You’re a charity with a good understanding of your service users. You know how they tend to behave and what they need. On top of this you have a great idea for a new website that will help them even more. So you ask your users what they want, find a local web developer, get everyone together and tell the developer what you want the website to do. The developer goes away, designs a site based on what you’ve told them and delivers it to you a month later.
The website does exactly what you think you wanted it to do. Ace.
But three months later its not getting any traffic and your users are telling you that it’s a good idea but its got the wrong features and doesn’t help them.
If you’re a designer you’ll probably look at this process and ask “where was the design work?”
Well, there wasn’t any.
Understanding Your Users Does Not Always Equal Better Design
Understanding your users is one thing. But this understanding needs translating, exploring and challenging in the context of the new website, app or service you’re planning. This is a prerequisite for effective design.
If you don’t do this then your new site or service will probably fail to meet people’s needs. It’ll either completely flop or crawl along relying on the passion and commitment of your apologetic staff to make up for it.
Personas stop this happening. They help your designers understand your users, the context of their wants and problems and what they might need to solve them. They also help you challenge your own assumptions (internal bias) and understand how users might interact or experience the new site or service. Doing this can save a lot of heartache later on.
Personas Are Unknown In The Third Sector
Personas are rather underused within the third sector but very common in the field of product and service design. However, interaction between the two sectors is increasing, especially through app development. Whether its while creating apps or designing new services, charities and social enterprises are understanding the value of personas and how easy they are to use and create.
But What Are They?
Personas are “not real people or average users but user models described in detail to have the key attributes, needs, values, lifestyle, culture and personal background of the group they represent” (Giulia Piu).
Personas fit into a particular target demographic or service user group but are not stereotypes. Rather they are user archetypes; descriptions of real people with backgrounds, goals, and values.
They are also quick and inexpensive to create.

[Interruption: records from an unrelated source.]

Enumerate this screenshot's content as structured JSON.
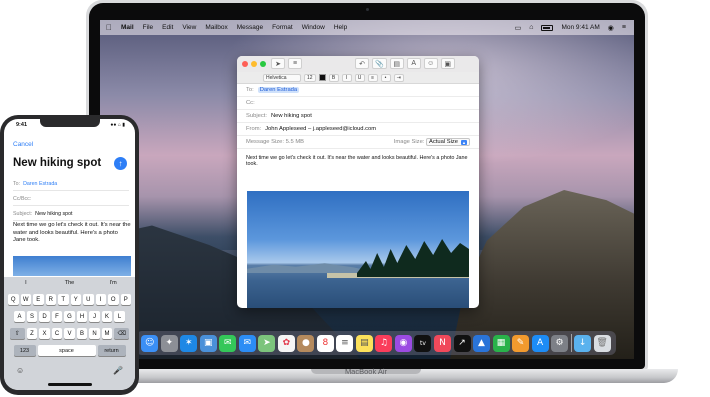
{
  "mac": {
    "label": "MacBook Air",
    "menubar": {
      "app": "Mail",
      "items": [
        "File",
        "Edit",
        "View",
        "Mailbox",
        "Message",
        "Format",
        "Window",
        "Help"
      ],
      "clock": "Mon 9:41 AM"
    },
    "mail": {
      "font": "Helvetica",
      "font_size": "12",
      "to_label": "To:",
      "to_value": "Daren Estrada",
      "cc_label": "Cc:",
      "subject_label": "Subject:",
      "subject_value": "New hiking spot",
      "from_label": "From:",
      "from_value": "John Appleseed – j.appleseed@icloud.com",
      "message_size_label": "Message Size:",
      "message_size_value": "5.5 MB",
      "image_size_label": "Image Size:",
      "image_size_value": "Actual Size",
      "body": "Next time we go let's check it out. It's near the water and looks beautiful. Here's a photo Jane took."
    },
    "dock": [
      "finder-icon",
      "launchpad-icon",
      "safari-icon",
      "photos-app-icon",
      "messages-icon",
      "mail-icon",
      "maps-icon",
      "photos-icon",
      "contacts-icon",
      "calendar-icon",
      "reminders-icon",
      "notes-icon",
      "music-icon",
      "podcasts-icon",
      "tv-icon",
      "news-icon",
      "stocks-icon",
      "keynote-icon",
      "numbers-icon",
      "pages-icon",
      "app-store-icon",
      "system-preferences-icon",
      "downloads-folder-icon",
      "trash-icon"
    ],
    "calendar_day": "8",
    "tv_label": "tv"
  },
  "phone": {
    "time": "9:41",
    "cancel": "Cancel",
    "title": "New hiking spot",
    "to_label": "To:",
    "to_value": "Daren Estrada",
    "ccbcc_label": "Cc/Bcc:",
    "subject_label": "Subject:",
    "subject_value": "New hiking spot",
    "body": "Next time we go let's check it out. It's near the water and looks beautiful. Here's a photo Jane took.",
    "suggestions": [
      "I",
      "The",
      "I'm"
    ],
    "rows": [
      [
        "Q",
        "W",
        "E",
        "R",
        "T",
        "Y",
        "U",
        "I",
        "O",
        "P"
      ],
      [
        "A",
        "S",
        "D",
        "F",
        "G",
        "H",
        "J",
        "K",
        "L"
      ],
      [
        "Z",
        "X",
        "C",
        "V",
        "B",
        "N",
        "M"
      ]
    ],
    "key_123": "123",
    "key_space": "space",
    "key_return": "return"
  }
}
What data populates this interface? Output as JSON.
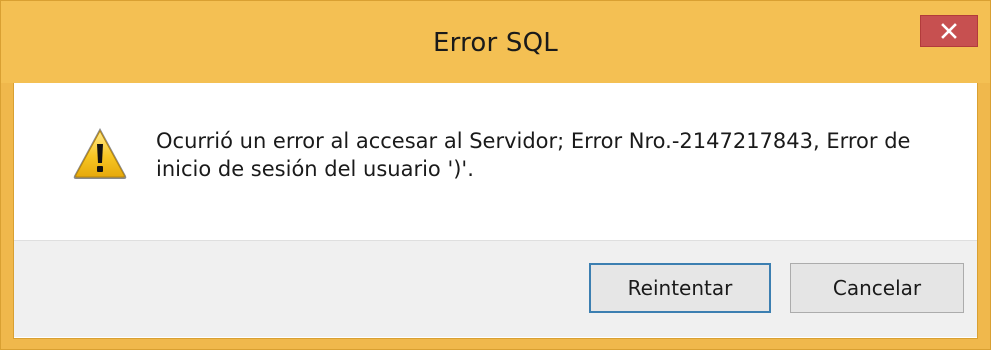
{
  "window": {
    "title": "Error SQL"
  },
  "message": {
    "text": "Ocurrió un error al accesar al  Servidor; Error Nro.-2147217843, Error de inicio de sesión del usuario ')'."
  },
  "buttons": {
    "retry_label": "Reintentar",
    "cancel_label": "Cancelar"
  },
  "icons": {
    "title_close": "close-icon",
    "message": "warning-icon"
  },
  "colors": {
    "title_bar": "#f4c053",
    "close_button": "#c75050",
    "default_button_border": "#3c7fb1"
  }
}
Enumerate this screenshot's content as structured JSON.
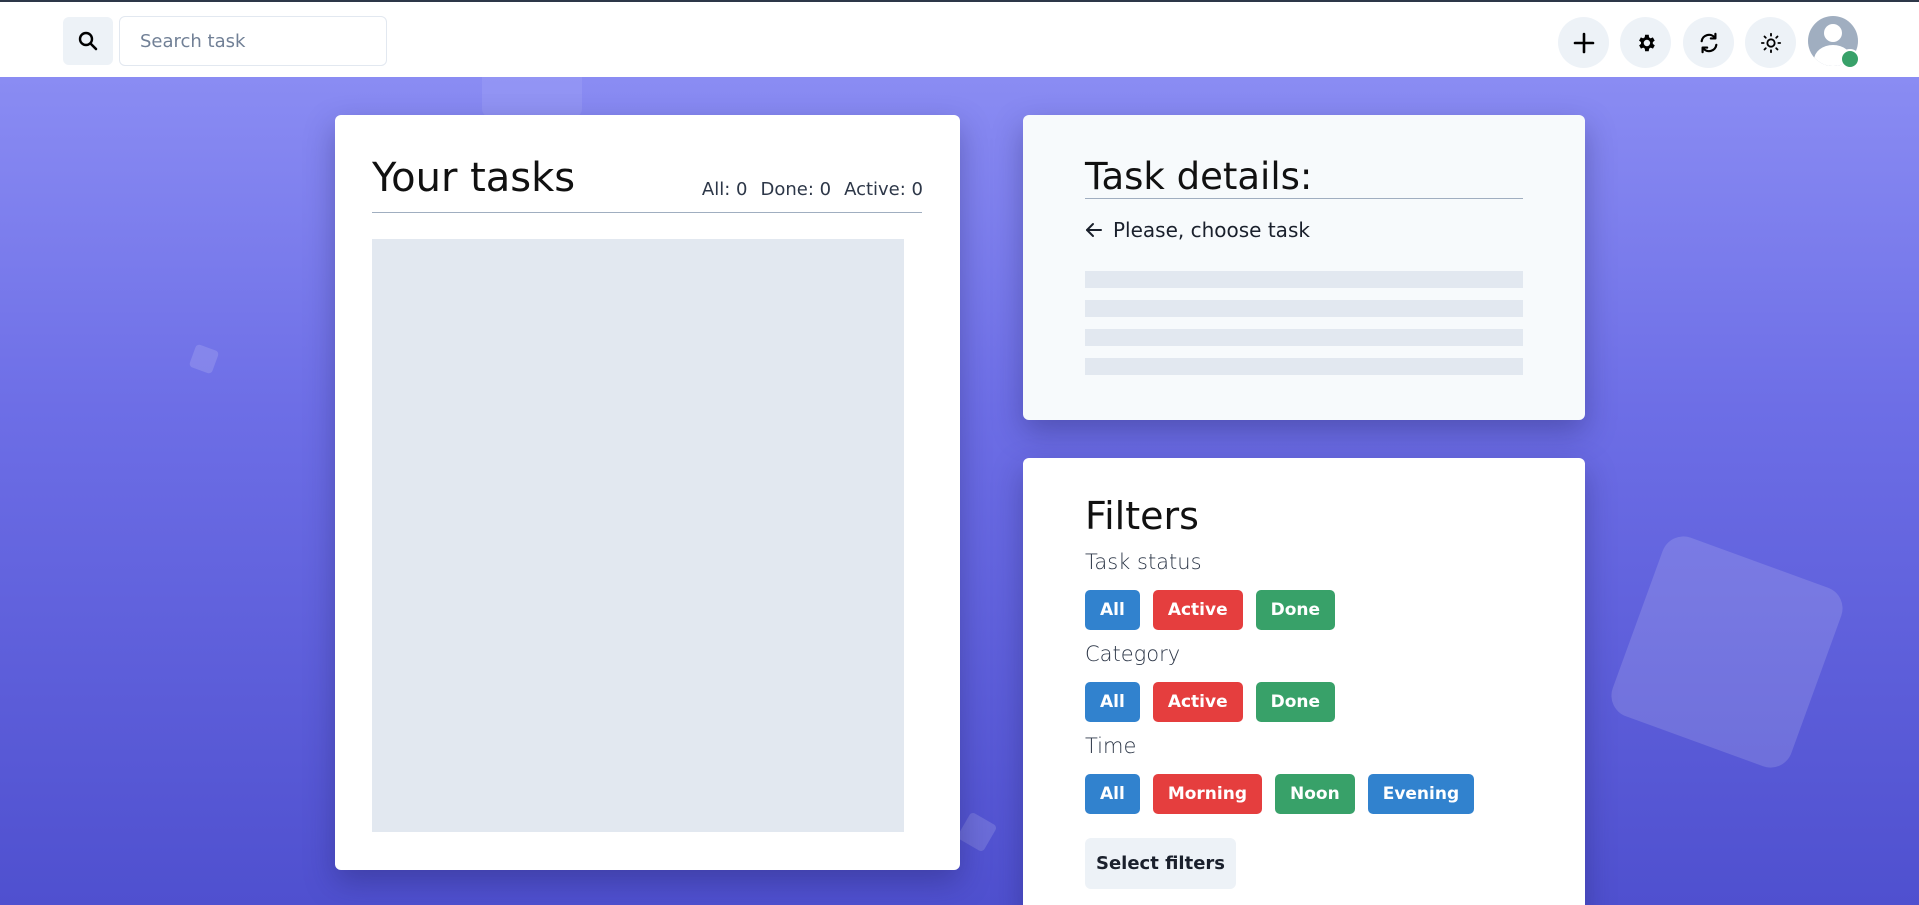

Why Do They Work?
Personas work because they facilitate much deeper discussion between users, professionals and designers than can be achieved just by talking about the research, proposing solutions or running focus groups. They create a shared and consistent understanding of user needs and behaviours that can be used throughout the design process.
They put everyone in a user’s shoes and enable you to collectively challenge assumptions about what users need and how they might engage with and experience your site or service. In this way your proposed solutions can be guided by how well they meet the needs of individual personas and features can be prioritised based on how well they address the needs of one or more personas.
In short, personas help you uncover the universal features and service functions needed by your users.
How To Make A Good Persona
There’s two main ways to make a persona.
1. Create them out of interview or ethnographic research data. For this it’s crucial that you have got out of the building, talked to your users and understood their needs, stories and characteristics.
2. Create user generated personas through design workshops with users, services and designers. Here the persona provides a medium for users to share their personal experience and implant it in the persona.
However you do it each persona needs to be specific and distinct. As long as you have an understanding of your target demographic and avoid using this knowledge to create average or universally representative personas you should be able to successfully create 3-4 personas.
Start by taking a piece of paper and sketch or stick a photo of your persona in the middle. Give them a name and some personal details.
Then describe them in terms of:
- Demographics ie age, gender, qualifications
- Goals and needs
- Personality, Attitudes and Behavioural Characteristics
- Culture and Background
- Relationship with Technology and/or People & Services
- Fears and Dreams
- Barriers and/or challenges
There is no definitive list of what should be included so aim to describe any of the above that seem relevant.
Go For Momentum
While you’re describing your persona aim for momentum of activity. If you find you’re pondering or analysing your persona for too long then you’re probably over complicating the process. While it’s important to draw upon research or user experience its also important to open up, identify and get under the skin of your persona. Momentum will help you do this and make it easier to believe in your persona as real rather than fictional.
Once you’ve created your persona you may wish to redraft it into a neater version. You can then use it as the basis for creating user stories, idea story boarding or diving deeper into users’ experience through a user journey.
By the time you’ve done this you will have more empathy for your site or service’s users. You’ll understand their wants and behaviours better, be more able to create something that meets their needs.
The best persona guide and template we’ve found is at DIY Toolkit – click here.